Background A major hallmark of malignant progression in human astrocytomas is the formation of new blood vessels. Antiangiogenic therapy using the anti-vascular endothelial growth factor (VEGF)-antibody bevacizumab leads to increased progression-free survival in glioblastoma patients but does not influence their overall survival. To date, it is unclear why antiangiogenic therapy fails in many glioblastoma patients, while a small subpopulation profits considerably from this treatment. Methods The aim of our study was to determine the expression of VEGF-A and its (co-) receptors by immunohistochemistry and to test the association with patient survival in 350 glioma patients. Additionally, VEGF-A expression was analyzed by in-situ hybridization. In 18 patients, the protein expression was compared with the bevacizumab response according to extended and modified RANO criteria. Results We found a heterogeneous expression pattern of VEGF and its receptors in glioblastoma patients with significantly lower levels in WHO grade II and III tumors and normal-appearing brain tissue (P <. 001). Pilocytic astrocytomas (WHO grade I) showed significantly higher VEGFR-1,-2 and neuropilin-1 levels as compared to WHO grade II and III astrocytomas (P <. 01) but at lower levels than glioblastomas.
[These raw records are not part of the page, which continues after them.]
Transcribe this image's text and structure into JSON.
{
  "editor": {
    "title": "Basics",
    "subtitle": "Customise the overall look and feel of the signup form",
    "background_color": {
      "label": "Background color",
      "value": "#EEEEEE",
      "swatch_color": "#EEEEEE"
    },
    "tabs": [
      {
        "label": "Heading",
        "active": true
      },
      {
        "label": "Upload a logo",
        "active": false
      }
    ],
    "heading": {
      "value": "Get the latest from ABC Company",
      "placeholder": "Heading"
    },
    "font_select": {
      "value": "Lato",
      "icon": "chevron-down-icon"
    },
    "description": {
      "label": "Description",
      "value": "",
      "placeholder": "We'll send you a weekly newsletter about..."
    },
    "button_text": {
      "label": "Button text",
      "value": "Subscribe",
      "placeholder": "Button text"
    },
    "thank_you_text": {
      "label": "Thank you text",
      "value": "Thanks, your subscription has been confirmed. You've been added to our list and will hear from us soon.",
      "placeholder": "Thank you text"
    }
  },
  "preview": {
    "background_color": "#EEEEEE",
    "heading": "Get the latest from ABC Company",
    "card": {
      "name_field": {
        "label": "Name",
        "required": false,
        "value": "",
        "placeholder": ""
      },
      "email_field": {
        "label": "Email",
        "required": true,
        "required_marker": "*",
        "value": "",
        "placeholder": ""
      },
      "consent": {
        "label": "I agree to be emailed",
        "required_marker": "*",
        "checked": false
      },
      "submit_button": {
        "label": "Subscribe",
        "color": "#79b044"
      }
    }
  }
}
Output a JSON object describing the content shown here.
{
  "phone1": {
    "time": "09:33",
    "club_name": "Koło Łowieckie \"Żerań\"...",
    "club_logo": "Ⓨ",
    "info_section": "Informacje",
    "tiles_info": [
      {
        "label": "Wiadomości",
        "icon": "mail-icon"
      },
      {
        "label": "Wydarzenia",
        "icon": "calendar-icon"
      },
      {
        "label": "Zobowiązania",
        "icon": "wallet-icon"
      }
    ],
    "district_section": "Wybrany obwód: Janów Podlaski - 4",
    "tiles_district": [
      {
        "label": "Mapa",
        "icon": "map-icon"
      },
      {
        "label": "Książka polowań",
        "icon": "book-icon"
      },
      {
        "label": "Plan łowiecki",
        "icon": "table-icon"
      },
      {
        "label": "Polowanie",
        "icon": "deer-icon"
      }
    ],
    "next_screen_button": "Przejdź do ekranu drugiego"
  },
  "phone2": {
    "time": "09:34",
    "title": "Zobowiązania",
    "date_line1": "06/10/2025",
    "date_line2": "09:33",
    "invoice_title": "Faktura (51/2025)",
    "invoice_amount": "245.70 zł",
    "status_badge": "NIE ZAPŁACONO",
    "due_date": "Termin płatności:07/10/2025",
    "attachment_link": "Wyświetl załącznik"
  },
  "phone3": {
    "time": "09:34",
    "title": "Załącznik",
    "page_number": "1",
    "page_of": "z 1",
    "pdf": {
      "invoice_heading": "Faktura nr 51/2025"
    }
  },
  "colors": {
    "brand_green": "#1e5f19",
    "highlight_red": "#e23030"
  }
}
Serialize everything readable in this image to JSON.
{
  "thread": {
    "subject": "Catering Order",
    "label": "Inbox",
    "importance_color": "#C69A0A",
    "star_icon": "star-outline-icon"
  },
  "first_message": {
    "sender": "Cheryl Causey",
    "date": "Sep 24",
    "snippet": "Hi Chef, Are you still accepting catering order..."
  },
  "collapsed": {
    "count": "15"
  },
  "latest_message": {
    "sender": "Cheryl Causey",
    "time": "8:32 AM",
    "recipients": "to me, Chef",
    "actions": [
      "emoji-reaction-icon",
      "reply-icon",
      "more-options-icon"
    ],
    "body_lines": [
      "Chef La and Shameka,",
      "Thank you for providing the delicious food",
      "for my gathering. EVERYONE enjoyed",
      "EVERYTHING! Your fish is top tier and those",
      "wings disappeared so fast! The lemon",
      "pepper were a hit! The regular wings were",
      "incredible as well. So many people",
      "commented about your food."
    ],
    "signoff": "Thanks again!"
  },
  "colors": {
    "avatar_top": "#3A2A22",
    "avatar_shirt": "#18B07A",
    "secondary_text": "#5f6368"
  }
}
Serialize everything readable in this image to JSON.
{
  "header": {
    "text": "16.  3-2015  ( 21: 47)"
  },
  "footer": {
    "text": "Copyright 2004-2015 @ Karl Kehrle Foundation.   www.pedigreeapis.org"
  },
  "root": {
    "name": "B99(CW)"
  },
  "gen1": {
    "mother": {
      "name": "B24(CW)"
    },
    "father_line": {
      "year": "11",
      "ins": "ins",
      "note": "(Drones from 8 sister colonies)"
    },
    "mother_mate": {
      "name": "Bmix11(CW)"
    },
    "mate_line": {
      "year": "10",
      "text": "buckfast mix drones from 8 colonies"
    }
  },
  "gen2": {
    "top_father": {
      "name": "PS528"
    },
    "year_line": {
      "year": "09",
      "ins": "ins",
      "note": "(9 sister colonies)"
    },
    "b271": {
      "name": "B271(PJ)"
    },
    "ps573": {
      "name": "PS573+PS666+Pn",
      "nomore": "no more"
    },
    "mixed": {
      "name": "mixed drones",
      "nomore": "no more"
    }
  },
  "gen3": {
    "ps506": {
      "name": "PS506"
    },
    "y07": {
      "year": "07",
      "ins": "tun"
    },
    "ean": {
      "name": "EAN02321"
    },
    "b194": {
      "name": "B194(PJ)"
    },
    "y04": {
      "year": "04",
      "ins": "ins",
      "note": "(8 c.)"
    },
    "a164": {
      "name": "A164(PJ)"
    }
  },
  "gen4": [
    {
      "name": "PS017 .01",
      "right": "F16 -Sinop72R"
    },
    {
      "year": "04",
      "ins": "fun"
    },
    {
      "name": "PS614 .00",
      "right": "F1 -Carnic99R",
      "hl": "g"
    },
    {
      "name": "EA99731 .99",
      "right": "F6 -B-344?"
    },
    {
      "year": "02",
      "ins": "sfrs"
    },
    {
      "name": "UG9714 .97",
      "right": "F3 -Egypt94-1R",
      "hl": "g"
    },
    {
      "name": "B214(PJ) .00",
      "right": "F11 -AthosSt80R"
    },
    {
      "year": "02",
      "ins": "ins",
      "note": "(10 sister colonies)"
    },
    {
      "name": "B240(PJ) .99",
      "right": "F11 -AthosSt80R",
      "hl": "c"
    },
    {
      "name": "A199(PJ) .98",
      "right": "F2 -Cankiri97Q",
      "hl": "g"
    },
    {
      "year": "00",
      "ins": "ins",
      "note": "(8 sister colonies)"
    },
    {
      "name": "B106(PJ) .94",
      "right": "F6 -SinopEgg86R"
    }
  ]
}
The expression of neuropilin-2 was low in all tumors. There was neither a significant correlation between protein expression and patient survival nor between protein levels and bevacizumab response after modified RANO criteria. Conclusion Since our data indicate that beneficial response to bevacizumab treatment is independent of the expression of VEGF-A and its (co-) receptors, further investigation is needed to decipher the underlying mechanisms of antiangiogenic treatment response.
- VEGF receptors
- antiangiogenic therapy